Seeking new ways to embarrass themselves, their colleagues, and their constituents, a number of freshman Representatives decided to reveal their in-DC living arrangements to CBS News:

A CBS News survey of all freshmen members of the U.S House of Representatives has found that at least 21 of the 96 members are sleeping in their office – that’s 19 of the 87 new Republicans and 2 of the 9 new Democrats.

The reasons range from making a symbolic statement that they are not part of Washington, proving they are fiscal conservatives, and just saving money.

They sleep on air mattresses, cots, couches, and rollaway beds.

Among those profiled is GOP Tim Walberg of Michigan:

Walberg, a returning Republican freshman who slept in his office during his previous term in Congress, is among the most prepared for the bunking ritual. He has a sturdy air mattress, a double espresso maker, and a shelf of Kellogg’s cereal boxes in his closet. (Kellogg’s is headquartered in his district).

“I probably got it as good as a man cave can be,” Walberg said.

Even more hunkered down is Arizona GOP Paul Gosar, a dentist from Flagstaff:

At night, Gosar, a self-described workaholic, reads, catches up on the news, and uses the House gym, open exclusively to current and former representatives.

“It allows me to continue my work patterns, stay on the job and focused, and I get stuff done,” he said.

Besides, Gosar likes to cook. To enable his hobby, and because the Hill cafeterias close in the afternoon, Gosar has reorganized a large, cinder block supply cage across the hall from his office into a closet and kitchen. Across from a hanging row of dry cleaning, he has a crock pot, an electric griddle, a microwave, toaster, refrigerator, and file cabinet drawer full of dishes, silverware, and glasses.

The DC fire marshall, who would surely violate such an arrangement at Howard or Georgetown Universities, has no authority on Capitol Hill:

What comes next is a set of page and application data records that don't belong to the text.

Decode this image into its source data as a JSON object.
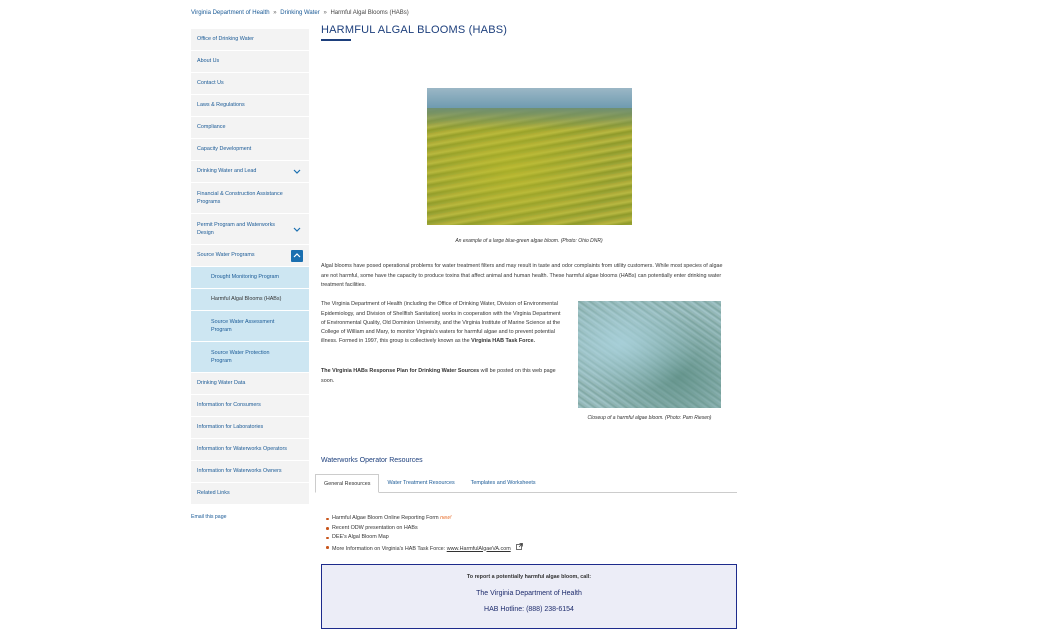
{
  "breadcrumb": {
    "home": "Virginia Department of Health",
    "parent": "Drinking Water",
    "current": "Harmful Algal Blooms (HABs)",
    "separator": "»"
  },
  "sidebar": {
    "items": [
      {
        "label": "Office of Drinking Water"
      },
      {
        "label": "About Us"
      },
      {
        "label": "Contact Us"
      },
      {
        "label": "Laws & Regulations"
      },
      {
        "label": "Compliance"
      },
      {
        "label": "Capacity Development"
      },
      {
        "label": "Drinking Water and Lead"
      },
      {
        "label": "Financial & Construction Assistance Programs"
      },
      {
        "label": "Permit Program and Waterworks Design"
      },
      {
        "label": "Source Water Programs"
      },
      {
        "label": "Drinking Water Data"
      },
      {
        "label": "Information for Consumers"
      },
      {
        "label": "Information for Laboratories"
      },
      {
        "label": "Information for Waterworks Operators"
      },
      {
        "label": "Information for Waterworks Owners"
      },
      {
        "label": "Related Links"
      }
    ],
    "sub_items": [
      {
        "label": "Drought Monitoring Program"
      },
      {
        "label": "Harmful Algal Blooms (HABs)"
      },
      {
        "label": "Source Water Assessment Program"
      },
      {
        "label": "Source Water Protection Program"
      }
    ],
    "email_link": "Email this page"
  },
  "main": {
    "title": "HARMFUL ALGAL BLOOMS (HABS)",
    "caption1": "An example of a large blue-green algae bloom. (Photo: Ohio DNR)",
    "para1": "Algal blooms have posed operational problems for water treatment filters and may result in taste and odor complaints from utility customers. While most species of algae are not harmful, some have the capacity to produce toxins that affect animal and human health. These harmful algae blooms (HABs) can potentially enter drinking water treatment facilities.",
    "para2_start": "The Virginia Department of Health (including the Office of Drinking Water, Division of Environmental Epidemiology, and Division of Shellfish Sanitation) works in cooperation with the Virginia Department of Environmental Quality, Old Dominion University, and the Virginia Institute of Marine Science at the College of William and Mary, to monitor Virginia's waters for harmful algae and to prevent potential illness. Formed in 1997, this group is collectively known as the ",
    "para2_bold": "Virginia HAB Task Force.",
    "para3_bold": "The Virginia HABs Response Plan for Drinking Water Sources",
    "para3_rest": " will be posted on this web page soon.",
    "caption2": "Closeup of  a harmful algae bloom. (Photo: Pam Riesen)",
    "resources_heading": "Waterworks Operator Resources",
    "tabs": [
      {
        "label": "General Resources"
      },
      {
        "label": "Water Treatment Resources"
      },
      {
        "label": "Templates and Worksheets"
      }
    ],
    "resources": {
      "item1": "Harmful Algae Bloom Online Reporting Form",
      "item1_new": "new!",
      "item2": "Recent ODW presentation on HABs",
      "item3": "DEE's Algal Bloom Map",
      "item4_text": "More Information on Virginia's HAB Task Force: ",
      "item4_link": "www.HarmfulAlgaeVA.com"
    },
    "hotline": {
      "prompt": "To report a potentially harmful algae bloom, call:",
      "org": "The Virginia Department of Health",
      "number": "HAB Hotline: (888) 238-6154"
    }
  },
  "colors": {
    "link": "#1a5a96",
    "title": "#1d3f7c",
    "sidebar_bg": "#f3f3f3",
    "subnav_bg": "#cde6f2",
    "accent": "#1a6fb0",
    "hotline_border": "#1d2b8c",
    "new_tag": "#e86e2b"
  },
  "icons": {
    "expand": "chevron-down-icon",
    "collapse": "chevron-up-icon",
    "external": "external-link-icon"
  }
}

“There is nothing in the House rules that prohibits Members from sleeping in their offices,” says Bill Weidemeyer, the Superintendent of House office buildings.

He says the only challenge is trying to keep construction noise low, as such work typically occurs after hours even when Congress is not in recess. There have been the occasional noise complaints from House sleepers, for example, when the year-long roof rebuild of the Rayburn House Office Building was ongoing.

The sleepers do add a little burden to the housekeeping staff, Weidemeyer says, but no Washington D.C. laws or health code governs the practice. Like the Vatican, Congress rules its own real estate.

So if you run into your Congresscritter on a Capitol Hill office building tour, and he or she seems rushed, toothpaste and towel in hand, and a little bit, um, ripe, recall California freshlady Karen Bass’s explanation:

“I can’t see an excuse that you always want to sleep in your office because you always want to work. You can work from anywhere. So I think it’s a question of balance, and I frankly think it’s a question of hygiene,” Rep. Karen Bass, a first-term Democrat from California told us.

Sure, the teabaggers are gonna be impressed with your fiscal conservatism, saving your money while heading “home” every chance you get. But how often will your wife greet you cheerfully as you arrive “home” with that bag of dirty laundry over your shoulder? And what happens when your man-cave’s multiple heating elements short out the Capitol Hill electrical grid? Will all the live-in freshmen get cool superpowers?

And who’s gonna be the first one to find a daytime use for his inflatable air mattress?

Endlessly entertaining, if they weren’t so tragically misguided.